START DATA

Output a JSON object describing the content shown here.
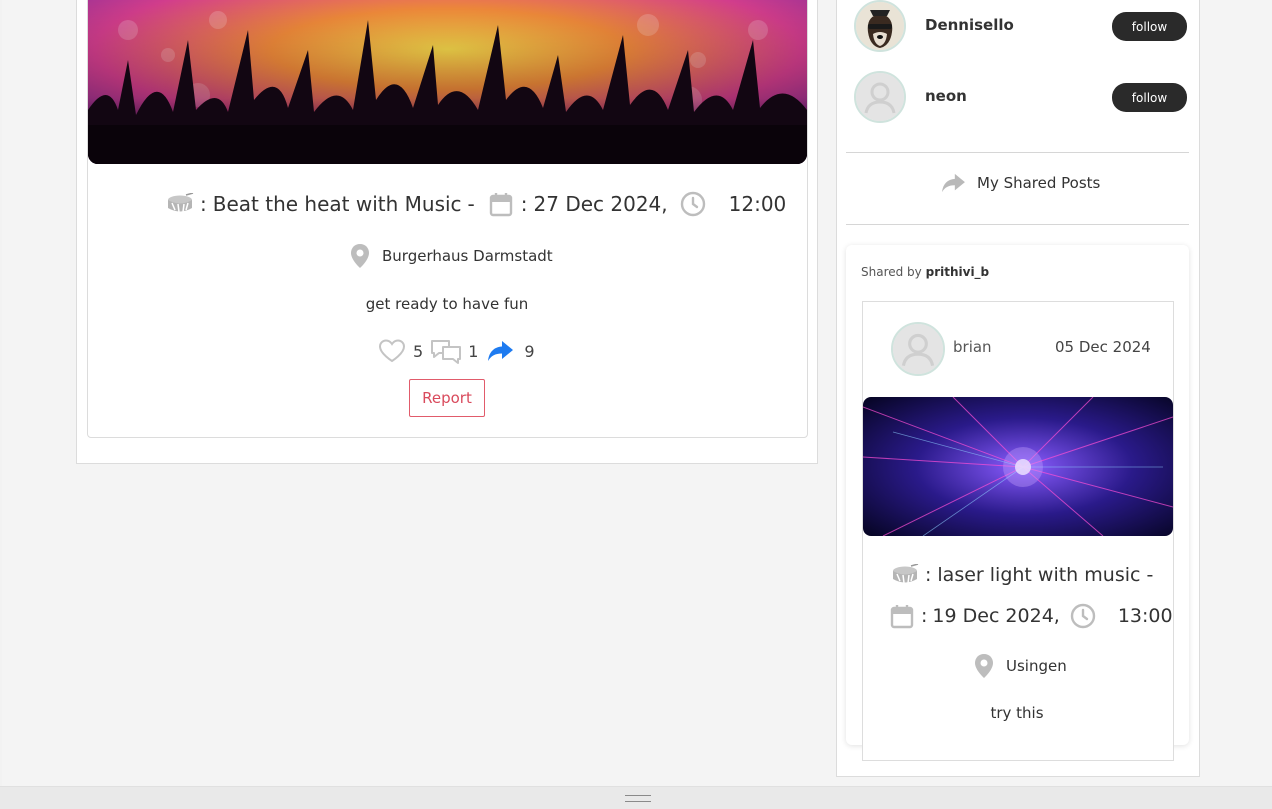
{
  "post": {
    "title": "Beat the heat with Music",
    "date": "27 Dec 2024,",
    "time": "12:00",
    "location": "Burgerhaus Darmstadt",
    "description": "get ready to have fun",
    "likes": "5",
    "comments": "1",
    "shares": "9",
    "report_label": "Report"
  },
  "suggestions": [
    {
      "name": "Dennisello",
      "follow_label": "follow",
      "avatar": "dog-photo"
    },
    {
      "name": "neon",
      "follow_label": "follow",
      "avatar": "default-user-icon"
    }
  ],
  "shared_section": {
    "heading": "My Shared Posts",
    "shared_by_label": "Shared by",
    "shared_by_user": "prithivi_b",
    "post": {
      "author": "brian",
      "posted_date": "05 Dec 2024",
      "title": "laser light with music",
      "date": "19 Dec 2024,",
      "time": "13:00",
      "location": "Usingen",
      "description": "try this"
    }
  },
  "colors": {
    "share_icon": "#1e7bf0",
    "report_border": "#e15b6b",
    "follow_button": "#2a2a2a",
    "icon_gray": "#b9b9b9"
  }
}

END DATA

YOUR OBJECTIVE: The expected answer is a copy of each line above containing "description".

EXERCISE SOLUTION:
    "description": "get ready to have fun",
      "description": "try this"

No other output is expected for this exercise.